Your browser is unsupported

We recommend using the latest version of IE11, Edge, Chrome, Firefox or Safari.

Photo of Caskey, Rachel

Rachel Caskey, MD, MaPP

Associate Professor

Pediatrics and Internal Medicine



440 Clinical Sciences North, M/C 718 Chicago IL 60612


Dr. Rachel Caskey is a department affiliate with the Maternal and Child Health Program in the Community Health Science division and an Associate Professor of Pediatrics and Internal Medicine. She is board certified in both pediatrics and internal medicine and is a primary care provider for all ages. Dr. Caskey is the interim Chief of the Division of Academic General Internal Medicine at UIC. She is a health services researcher and her research focuses on investigating novel mechanisms to positively impact and incentivize health behaviors which result in improved health outcomes, streamlined healthcare systems and cost savings. Her recent projects include employing principles of behavioral economics to improve adolescent HPV vaccination; studying alternate HPV vaccine delivery mechanisms (including school-located delivery) to improve adolescent vaccination and exploring ways to improve the use of effective contraception among postpartum women. She is on the City of Chicago HPV Prevention Advisory Committee and works with the Illinois Chapter of the American Academy of Pediatrics on vaccine promotion efforts. Dr. Caskey speaks nationally about adolescent health and vaccine promotion. In addition, she a co-founder of Health4Chicago, a school-based health promotion and vaccine administration program for students in Chicago.

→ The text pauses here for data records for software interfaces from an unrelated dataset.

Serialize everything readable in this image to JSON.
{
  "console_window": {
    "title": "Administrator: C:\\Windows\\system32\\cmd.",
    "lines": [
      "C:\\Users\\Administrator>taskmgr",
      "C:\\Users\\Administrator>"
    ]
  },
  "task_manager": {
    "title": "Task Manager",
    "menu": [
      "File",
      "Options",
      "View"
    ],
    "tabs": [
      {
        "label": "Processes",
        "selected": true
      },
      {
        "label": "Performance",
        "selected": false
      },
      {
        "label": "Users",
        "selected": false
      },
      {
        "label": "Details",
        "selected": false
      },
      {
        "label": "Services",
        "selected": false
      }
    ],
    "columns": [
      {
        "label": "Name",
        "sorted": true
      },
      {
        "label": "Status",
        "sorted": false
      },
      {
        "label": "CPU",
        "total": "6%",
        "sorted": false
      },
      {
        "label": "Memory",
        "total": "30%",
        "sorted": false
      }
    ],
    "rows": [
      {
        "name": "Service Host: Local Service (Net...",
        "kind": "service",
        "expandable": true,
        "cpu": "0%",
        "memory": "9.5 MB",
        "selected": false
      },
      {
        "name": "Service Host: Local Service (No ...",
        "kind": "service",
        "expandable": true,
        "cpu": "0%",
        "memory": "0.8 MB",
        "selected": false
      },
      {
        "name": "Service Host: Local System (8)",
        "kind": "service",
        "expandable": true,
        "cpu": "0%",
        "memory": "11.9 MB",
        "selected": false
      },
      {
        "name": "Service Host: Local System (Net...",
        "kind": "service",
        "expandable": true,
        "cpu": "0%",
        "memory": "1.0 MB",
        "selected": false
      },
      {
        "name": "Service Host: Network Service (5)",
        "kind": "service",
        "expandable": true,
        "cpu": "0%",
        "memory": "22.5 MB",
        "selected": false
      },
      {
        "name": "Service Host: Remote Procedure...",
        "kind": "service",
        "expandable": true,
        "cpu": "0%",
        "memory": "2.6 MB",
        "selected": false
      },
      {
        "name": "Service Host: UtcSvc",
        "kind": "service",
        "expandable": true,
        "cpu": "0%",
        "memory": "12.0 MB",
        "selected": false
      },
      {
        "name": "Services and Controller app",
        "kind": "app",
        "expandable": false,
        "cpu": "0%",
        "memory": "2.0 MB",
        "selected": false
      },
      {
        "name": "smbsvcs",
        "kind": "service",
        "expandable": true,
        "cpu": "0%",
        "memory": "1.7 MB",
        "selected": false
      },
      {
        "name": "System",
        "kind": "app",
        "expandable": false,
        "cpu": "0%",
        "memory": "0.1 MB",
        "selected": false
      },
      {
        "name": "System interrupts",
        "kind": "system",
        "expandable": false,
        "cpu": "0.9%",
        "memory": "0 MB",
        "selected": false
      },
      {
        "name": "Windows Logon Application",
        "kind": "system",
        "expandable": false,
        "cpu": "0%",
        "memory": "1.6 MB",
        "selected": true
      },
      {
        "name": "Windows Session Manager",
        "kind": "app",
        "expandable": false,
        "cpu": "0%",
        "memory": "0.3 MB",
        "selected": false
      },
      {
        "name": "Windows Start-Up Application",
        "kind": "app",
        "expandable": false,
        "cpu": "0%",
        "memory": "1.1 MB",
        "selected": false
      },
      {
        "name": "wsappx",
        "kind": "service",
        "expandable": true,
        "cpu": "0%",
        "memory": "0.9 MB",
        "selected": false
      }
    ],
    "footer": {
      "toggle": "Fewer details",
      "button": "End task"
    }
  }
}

Selected Publications

Caskey, R.N. Myths and Realities about HPV Vaccination. Infectious Diseases in Children,
supplement (HPV: Making the Case for Immunization). April 2011,9-11.

Caskey, R.N., Lindau, S.T., & Alexander, G.C. (2009). Knowledge and early adoption of the HPV vaccine among girls and young women: Results of a national survey. Journal of Adolescent Health, 45, 453–462.

Caskey, R.N. & Davis, M.M. (2008). Differences associated with age, transfer status, and insurance coverage in end-of-life hospital care for children. J Hosp Med, 3(5), 376-383.